It's been four weeks since Onward hit movie theaters, and on Friday, the Disney (NYSE:DIS) animated feature became the latest addition to its growing Disney+ catalog. In theme park news, Disney announced on Thursday afternoon that it would be furloughing nonessential executive, salaried, and nonunion hourly employees across its two domestic resorts come April 19.
With no clear visibility on when its theme parks will be able to entertain guests again, Disney is making the difficult decision of cutting some financial ties with its displaced workforce. It will continue to provide health coverage -- for now -- but once again, Disney is moving "onward" after facing another curveball pitch.
Rolling with the changes
Onward never stood a chance at the local multiplex with its March 6 release date. Coronavirus concerns were starting to percolate, making families hesitant to chance a social outing. It was the top domestic draw through two weekends, but Onward rang up just $61.6 million in ticket sales. It will go down in history as Pixar's biggest theatrical flop, with a beefy one-time charge to follow.
The decision to move quickly into digital distribution makes sense. Disney chose to make the film available for digital purchase on March 20, cashing in on all of the money that it had invested in marketing the well-reviewed computer-animated feature. It could've sat on the film for a couple of months, waiting for theaters to reopen, but would moviegoers turn out in large numbers to see a film that had already hit the big screen earlier in the year?
The push to add the movie to Disney+ just two weeks after the digital release will be a little more debatable from the financial side. It could be the entertainment that home-tethered families need right now, but knowing that it would be available on the aggressively priced $6.99-a-month streaming platform likely ate into the digital sales over the past two weeks.
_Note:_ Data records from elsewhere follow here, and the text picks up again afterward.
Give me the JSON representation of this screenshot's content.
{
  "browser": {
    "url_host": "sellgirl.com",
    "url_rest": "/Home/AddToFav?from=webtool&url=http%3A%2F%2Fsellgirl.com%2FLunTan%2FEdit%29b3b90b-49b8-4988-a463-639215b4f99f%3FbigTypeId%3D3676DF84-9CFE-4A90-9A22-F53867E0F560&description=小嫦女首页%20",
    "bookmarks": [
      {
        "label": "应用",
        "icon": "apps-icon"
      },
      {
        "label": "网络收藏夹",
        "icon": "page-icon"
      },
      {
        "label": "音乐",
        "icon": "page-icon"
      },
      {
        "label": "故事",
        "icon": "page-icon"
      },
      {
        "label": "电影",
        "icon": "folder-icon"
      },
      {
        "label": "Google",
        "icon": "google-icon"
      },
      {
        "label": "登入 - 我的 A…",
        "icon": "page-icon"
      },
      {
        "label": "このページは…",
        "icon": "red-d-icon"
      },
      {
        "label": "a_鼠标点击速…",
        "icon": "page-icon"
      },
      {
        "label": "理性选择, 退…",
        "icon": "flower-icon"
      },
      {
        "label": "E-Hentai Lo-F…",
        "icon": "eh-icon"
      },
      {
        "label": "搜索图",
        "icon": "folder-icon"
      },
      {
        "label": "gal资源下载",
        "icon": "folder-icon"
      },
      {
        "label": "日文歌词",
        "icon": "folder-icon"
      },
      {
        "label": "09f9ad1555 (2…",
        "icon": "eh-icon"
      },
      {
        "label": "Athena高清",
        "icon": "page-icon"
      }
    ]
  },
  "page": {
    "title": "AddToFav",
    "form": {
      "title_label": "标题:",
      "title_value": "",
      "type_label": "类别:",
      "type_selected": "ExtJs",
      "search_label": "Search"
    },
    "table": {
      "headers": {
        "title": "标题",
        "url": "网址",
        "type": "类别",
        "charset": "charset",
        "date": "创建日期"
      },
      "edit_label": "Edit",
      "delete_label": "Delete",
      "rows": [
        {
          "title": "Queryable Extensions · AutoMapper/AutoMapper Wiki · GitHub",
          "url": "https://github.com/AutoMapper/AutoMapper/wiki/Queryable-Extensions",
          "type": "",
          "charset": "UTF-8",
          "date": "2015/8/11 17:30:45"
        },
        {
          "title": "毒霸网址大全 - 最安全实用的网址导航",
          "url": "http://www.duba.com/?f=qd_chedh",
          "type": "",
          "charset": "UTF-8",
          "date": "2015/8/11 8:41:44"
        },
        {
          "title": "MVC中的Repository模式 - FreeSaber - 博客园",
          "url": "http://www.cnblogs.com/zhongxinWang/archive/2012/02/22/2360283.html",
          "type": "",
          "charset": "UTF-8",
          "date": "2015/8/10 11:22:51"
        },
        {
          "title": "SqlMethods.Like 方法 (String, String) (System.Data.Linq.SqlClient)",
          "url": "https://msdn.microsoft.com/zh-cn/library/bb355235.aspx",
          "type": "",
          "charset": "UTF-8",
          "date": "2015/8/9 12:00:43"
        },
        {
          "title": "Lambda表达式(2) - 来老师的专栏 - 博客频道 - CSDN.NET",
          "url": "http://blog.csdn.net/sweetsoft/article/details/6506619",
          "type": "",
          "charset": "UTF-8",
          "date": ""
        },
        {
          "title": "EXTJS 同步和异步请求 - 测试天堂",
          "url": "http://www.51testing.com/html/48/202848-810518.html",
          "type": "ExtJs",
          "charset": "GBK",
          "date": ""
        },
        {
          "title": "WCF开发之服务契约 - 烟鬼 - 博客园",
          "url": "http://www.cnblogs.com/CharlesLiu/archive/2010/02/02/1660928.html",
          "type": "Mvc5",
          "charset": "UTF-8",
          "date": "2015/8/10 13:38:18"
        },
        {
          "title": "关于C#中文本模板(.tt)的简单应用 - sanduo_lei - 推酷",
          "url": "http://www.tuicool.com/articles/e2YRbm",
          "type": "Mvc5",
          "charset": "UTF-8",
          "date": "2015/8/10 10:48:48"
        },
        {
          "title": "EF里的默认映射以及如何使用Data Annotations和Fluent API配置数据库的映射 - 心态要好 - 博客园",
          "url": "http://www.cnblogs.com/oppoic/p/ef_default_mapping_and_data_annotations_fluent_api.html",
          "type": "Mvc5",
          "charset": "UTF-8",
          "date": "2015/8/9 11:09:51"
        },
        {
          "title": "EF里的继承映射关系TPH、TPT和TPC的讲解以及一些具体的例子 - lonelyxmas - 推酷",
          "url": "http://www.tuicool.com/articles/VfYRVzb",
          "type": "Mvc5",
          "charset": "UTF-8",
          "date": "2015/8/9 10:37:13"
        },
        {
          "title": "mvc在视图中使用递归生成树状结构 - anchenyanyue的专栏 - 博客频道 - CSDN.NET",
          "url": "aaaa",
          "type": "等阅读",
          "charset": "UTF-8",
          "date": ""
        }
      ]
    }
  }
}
If you're a big enough Disney fan to want to buy Onward as a digital release, you were probably already a Disney+ subscriber.
The furloughing news follows Disney extending paid leave for its employees for a second time since Disney World and Disneyland closed down in mid-March. Just as movie theaters aren't available as a revenue stream for Onward, theme parks are no longer available as revenue generators for Disney to indefinitely keep up with the paychecks. No one knows when the crisis will end, and continuing to shell out for health insurance and postsecondary education benefits is a good look in an otherwise gloomy portrait for the amusement and theme park industry.
With economists now generally unanimous in calling for a global recession, Disney's biggest concern isn't a movie that flopped for exhibitors or even how long its iconic theme parks will remain closed. The big unknown now is what the state of the economy will be when your local multiplex and Disney theme park begin popping popcorn again. Will folks still be able to pay for a Disney getaway? Will even the two-hour escapism that a theater outing provides be considered a frivolous budget consideration? Disney is moving Onward and onward -- and it better hope that the economy is willing to move onward, too.